It’s another one of those days. But not one of those days in which there are too many customers and too little time and no one else I could call to help out–no, it’s one of those days that makes me choose between safety, or fighting back.
Maybe I read too many adventure and fantasy novels, but while the sensible part of me is scared to death, the rest of me screams for me to fight back.
And if I don’t do something fast, Audrey certainly will.
Tapping her wrist to tell her you’d better not do anything stupid and trying to ignore the fact that I’m doing something stupid in an attempt to keep her from doing something stupid, I slowly stand up, keeping my hands where the robbers can clearly see them. “Is there a problem?” I ask, keeping my voice light and non-threatening. One of the masked robbers scowls at me.
“Shut up, sweetheart, this is real life.” The smallest of the three–the one behind the register–a full head and shoulders shorter than me–looks up and whips his gun up, his hands shaking. He’s clearly intimidated by my height–the next tallest is still two inches shorter than me. It’s obviously the kid’s first time doing anything illegal. Is he just another innocent, pulled in by bad company? I may never find out. Even if that sentence doesn’t turn out to be ominous.
“You probably shouldn’t be doing that,” I keep talking, moderating my voice to a carefully measured soft cadence. I have never tried this before on a scale like this, but if it works on angry fellow students trying to keep me from getting to my car, it might at least make these guys less tense. “It’s not right, and it’s not really a good idea, either.” If these guys realize that Starlight is one of the people in the cafeteria–I don’t know what will happen. Keeping my thoughts to myself, I congratulate the crooks on their poor timing. “This is my employer’s livelihood, sir. Whatever problem you’re having, there has to be some other way out. I might be able to help.” I can feel my heartbeat racing and try to moderate the adrenaline. If I don’t keep breathing evenly, it’s only a matter of time–I could potentially do serious damage to the minds of everyone in this room if I get too upset.
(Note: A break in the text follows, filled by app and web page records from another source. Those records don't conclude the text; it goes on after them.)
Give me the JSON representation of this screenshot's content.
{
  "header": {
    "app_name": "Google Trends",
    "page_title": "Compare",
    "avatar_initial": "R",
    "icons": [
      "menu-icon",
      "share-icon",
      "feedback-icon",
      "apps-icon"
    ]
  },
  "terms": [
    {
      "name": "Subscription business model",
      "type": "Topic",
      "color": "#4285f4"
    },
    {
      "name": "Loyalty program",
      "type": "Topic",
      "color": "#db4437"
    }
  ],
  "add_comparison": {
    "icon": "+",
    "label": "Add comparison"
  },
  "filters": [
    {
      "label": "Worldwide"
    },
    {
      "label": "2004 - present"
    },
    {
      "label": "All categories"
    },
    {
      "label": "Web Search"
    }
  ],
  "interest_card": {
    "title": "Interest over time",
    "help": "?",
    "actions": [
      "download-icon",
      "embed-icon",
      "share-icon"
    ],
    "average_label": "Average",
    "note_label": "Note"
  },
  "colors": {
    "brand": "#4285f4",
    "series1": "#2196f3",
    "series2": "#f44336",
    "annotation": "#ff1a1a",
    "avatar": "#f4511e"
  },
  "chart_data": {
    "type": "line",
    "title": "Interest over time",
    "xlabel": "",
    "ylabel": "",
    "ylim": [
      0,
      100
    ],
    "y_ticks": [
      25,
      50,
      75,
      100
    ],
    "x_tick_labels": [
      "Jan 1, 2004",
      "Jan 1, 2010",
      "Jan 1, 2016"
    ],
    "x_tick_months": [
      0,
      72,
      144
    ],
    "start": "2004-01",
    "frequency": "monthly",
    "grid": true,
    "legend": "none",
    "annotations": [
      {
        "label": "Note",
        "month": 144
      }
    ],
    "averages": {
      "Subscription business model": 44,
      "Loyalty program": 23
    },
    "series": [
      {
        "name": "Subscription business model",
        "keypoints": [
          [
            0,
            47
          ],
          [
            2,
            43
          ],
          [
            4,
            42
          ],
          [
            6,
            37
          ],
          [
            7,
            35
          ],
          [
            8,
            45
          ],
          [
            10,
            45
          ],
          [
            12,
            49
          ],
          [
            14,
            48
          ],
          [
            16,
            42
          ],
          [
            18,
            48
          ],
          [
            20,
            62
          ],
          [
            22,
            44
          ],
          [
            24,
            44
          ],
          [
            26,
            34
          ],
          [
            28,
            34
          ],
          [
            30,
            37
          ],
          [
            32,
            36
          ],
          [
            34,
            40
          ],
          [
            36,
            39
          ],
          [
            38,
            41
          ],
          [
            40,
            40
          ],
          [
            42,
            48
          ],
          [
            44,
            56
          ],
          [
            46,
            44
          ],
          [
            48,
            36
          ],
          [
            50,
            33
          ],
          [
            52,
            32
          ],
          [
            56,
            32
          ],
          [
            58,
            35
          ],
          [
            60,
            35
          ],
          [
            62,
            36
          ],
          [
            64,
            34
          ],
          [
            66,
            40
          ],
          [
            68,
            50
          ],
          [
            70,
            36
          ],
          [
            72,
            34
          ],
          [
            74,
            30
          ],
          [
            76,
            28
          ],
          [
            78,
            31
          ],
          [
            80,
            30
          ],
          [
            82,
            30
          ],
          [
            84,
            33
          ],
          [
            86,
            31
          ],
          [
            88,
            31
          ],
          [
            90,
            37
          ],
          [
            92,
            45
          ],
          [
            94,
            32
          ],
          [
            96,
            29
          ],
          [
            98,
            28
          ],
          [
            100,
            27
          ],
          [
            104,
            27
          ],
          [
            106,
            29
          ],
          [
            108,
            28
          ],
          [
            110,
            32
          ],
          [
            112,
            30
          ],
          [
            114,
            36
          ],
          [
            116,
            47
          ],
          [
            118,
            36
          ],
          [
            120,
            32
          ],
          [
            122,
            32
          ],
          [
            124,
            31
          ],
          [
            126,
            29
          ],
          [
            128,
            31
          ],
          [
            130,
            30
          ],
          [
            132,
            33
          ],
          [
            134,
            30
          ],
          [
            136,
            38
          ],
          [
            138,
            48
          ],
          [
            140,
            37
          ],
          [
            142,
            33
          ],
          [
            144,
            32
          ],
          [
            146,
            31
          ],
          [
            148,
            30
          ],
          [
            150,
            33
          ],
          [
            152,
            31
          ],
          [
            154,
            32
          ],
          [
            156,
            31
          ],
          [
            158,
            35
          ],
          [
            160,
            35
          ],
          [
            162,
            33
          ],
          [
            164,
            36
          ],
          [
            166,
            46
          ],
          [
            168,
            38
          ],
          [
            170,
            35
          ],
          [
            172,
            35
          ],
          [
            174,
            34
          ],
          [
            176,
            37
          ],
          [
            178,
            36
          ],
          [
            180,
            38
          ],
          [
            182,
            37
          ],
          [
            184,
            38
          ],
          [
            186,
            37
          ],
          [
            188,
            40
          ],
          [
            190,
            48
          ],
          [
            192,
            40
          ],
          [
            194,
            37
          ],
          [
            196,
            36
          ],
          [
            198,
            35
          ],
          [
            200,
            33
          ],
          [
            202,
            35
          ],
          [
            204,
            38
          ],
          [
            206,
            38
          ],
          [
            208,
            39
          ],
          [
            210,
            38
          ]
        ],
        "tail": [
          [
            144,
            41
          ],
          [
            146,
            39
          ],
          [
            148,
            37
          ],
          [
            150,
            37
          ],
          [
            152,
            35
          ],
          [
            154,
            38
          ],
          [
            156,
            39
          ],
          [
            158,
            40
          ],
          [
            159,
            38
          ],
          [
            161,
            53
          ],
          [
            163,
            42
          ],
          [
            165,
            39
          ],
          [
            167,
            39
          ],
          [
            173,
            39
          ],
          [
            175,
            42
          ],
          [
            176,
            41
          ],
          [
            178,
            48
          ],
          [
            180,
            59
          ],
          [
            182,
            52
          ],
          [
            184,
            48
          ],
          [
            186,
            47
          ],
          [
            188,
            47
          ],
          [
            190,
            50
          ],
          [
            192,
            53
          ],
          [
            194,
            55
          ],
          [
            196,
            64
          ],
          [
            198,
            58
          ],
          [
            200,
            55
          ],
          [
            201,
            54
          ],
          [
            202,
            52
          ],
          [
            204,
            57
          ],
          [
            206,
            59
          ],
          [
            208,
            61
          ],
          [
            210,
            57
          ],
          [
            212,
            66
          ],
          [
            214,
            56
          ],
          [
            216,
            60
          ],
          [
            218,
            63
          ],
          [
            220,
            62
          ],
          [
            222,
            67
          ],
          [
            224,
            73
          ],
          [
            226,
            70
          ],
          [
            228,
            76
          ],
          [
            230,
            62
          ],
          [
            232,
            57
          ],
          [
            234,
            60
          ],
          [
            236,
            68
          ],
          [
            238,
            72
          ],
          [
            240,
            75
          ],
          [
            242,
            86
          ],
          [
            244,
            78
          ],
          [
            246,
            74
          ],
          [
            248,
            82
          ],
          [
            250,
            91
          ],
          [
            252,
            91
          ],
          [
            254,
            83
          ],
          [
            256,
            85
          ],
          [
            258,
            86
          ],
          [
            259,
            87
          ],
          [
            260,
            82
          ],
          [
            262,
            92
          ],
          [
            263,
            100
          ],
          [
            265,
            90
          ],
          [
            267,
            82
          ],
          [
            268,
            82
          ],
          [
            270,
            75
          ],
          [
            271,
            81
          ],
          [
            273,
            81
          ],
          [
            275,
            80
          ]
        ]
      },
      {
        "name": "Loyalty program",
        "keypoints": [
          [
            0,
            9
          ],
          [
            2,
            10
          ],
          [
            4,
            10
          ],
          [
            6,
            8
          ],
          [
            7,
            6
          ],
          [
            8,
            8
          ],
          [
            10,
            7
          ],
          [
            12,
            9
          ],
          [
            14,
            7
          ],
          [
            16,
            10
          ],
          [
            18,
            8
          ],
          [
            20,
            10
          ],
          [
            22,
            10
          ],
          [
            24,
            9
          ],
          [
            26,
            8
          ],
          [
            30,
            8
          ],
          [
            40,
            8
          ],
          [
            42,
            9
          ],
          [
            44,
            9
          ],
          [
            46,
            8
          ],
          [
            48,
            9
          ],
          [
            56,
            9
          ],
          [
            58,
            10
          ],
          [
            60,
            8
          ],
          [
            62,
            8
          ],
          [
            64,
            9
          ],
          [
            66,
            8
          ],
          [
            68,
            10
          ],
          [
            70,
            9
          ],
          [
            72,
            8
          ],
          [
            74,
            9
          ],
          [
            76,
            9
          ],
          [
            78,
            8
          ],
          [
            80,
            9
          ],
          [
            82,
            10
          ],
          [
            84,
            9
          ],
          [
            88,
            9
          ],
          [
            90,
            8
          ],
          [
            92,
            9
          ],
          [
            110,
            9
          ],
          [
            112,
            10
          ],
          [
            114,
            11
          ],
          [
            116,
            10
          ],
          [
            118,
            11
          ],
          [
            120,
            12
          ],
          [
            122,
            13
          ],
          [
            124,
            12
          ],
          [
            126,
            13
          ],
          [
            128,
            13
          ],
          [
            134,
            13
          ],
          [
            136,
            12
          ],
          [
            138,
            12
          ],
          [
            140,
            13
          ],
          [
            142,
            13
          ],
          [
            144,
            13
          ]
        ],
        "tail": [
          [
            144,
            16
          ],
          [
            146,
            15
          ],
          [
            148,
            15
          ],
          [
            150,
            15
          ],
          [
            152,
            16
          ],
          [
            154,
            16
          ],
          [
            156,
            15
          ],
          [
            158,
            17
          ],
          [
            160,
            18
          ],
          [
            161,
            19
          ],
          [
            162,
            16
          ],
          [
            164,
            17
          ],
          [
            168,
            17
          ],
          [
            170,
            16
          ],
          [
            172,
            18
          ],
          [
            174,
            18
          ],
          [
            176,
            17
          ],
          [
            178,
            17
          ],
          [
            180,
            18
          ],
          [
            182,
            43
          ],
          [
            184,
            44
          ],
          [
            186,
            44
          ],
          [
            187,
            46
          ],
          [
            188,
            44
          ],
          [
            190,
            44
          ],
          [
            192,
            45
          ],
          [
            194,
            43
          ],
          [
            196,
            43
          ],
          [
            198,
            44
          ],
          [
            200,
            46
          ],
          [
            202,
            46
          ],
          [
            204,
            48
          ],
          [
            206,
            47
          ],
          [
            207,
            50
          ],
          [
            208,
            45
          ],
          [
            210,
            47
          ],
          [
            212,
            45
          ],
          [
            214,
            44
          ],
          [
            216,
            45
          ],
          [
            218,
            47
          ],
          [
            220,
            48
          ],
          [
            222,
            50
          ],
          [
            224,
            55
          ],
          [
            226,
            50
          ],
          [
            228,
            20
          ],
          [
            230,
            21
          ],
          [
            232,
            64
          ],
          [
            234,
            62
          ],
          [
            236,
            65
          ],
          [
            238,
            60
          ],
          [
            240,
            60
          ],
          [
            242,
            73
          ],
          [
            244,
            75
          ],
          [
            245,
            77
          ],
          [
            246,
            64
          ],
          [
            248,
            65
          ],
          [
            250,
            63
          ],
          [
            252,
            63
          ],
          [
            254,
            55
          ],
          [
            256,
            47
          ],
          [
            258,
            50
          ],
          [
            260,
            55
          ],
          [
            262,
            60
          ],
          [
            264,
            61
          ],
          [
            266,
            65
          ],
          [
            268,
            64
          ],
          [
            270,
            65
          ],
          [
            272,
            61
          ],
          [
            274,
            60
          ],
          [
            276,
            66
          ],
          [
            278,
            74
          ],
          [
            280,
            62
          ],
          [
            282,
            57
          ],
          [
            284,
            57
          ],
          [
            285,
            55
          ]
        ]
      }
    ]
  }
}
I hate being a rational animal. Staying safe would be so much easier if I could just rationalize, rather than having to contend with defensive instincts as well.
Given the guns, I’m definitely feeling threatened enough.
One of the three thugs grabs Rebecca from her seat, as their leader waltzes over and kisses me lightly on the lips. It’s not even a very invasive kiss, not even enough to qualify as an assault–maybe–but it’s very kind of him to remind me that I’m not in control of the situation and never was (even if I did succeed in defusing it somewhat, which is questionable.) “Have a good night, baby,” he says, and then marches out the door.
Wonderful. I was only trying to help, and I’ve inadvertently set up a hostage situation with people who aren’t interested in being talked down. I take a deep breath and glance around the room.
Starlight: Wanted to get enough room to engage the men without threatening civilians–is now free to move with them outside, in the deserted park. She’s about to start moving, but I have a few milliseconds to decide what to do.
Audrey: Angry. (I’ll have to watch out for that, or her anger will become mine.) She’s perfectly right in thinking it’s all my fault, because it is.
Saxon: Perhaps a little shocked. (Her emotions are rather foreign to me, almost as if they’re coming across through a filter, which is certainly unusual, though probably not anything really bizarre.) Currently trying to figure out the best way to take these guys down.
And they are going down.
All of us are determined. We’re not about to just let those men come in and snatch someone from under our noses. If altruism has not brought us together, then pride certainly has unified us in purpose.
I draw myself up. “Rebecca is going home safe, and on time, tonight.” I make sure to make eye contact with each of them, to get my sincerity and determination across. “Starlight, you have the experience no one else does. What do we do next?”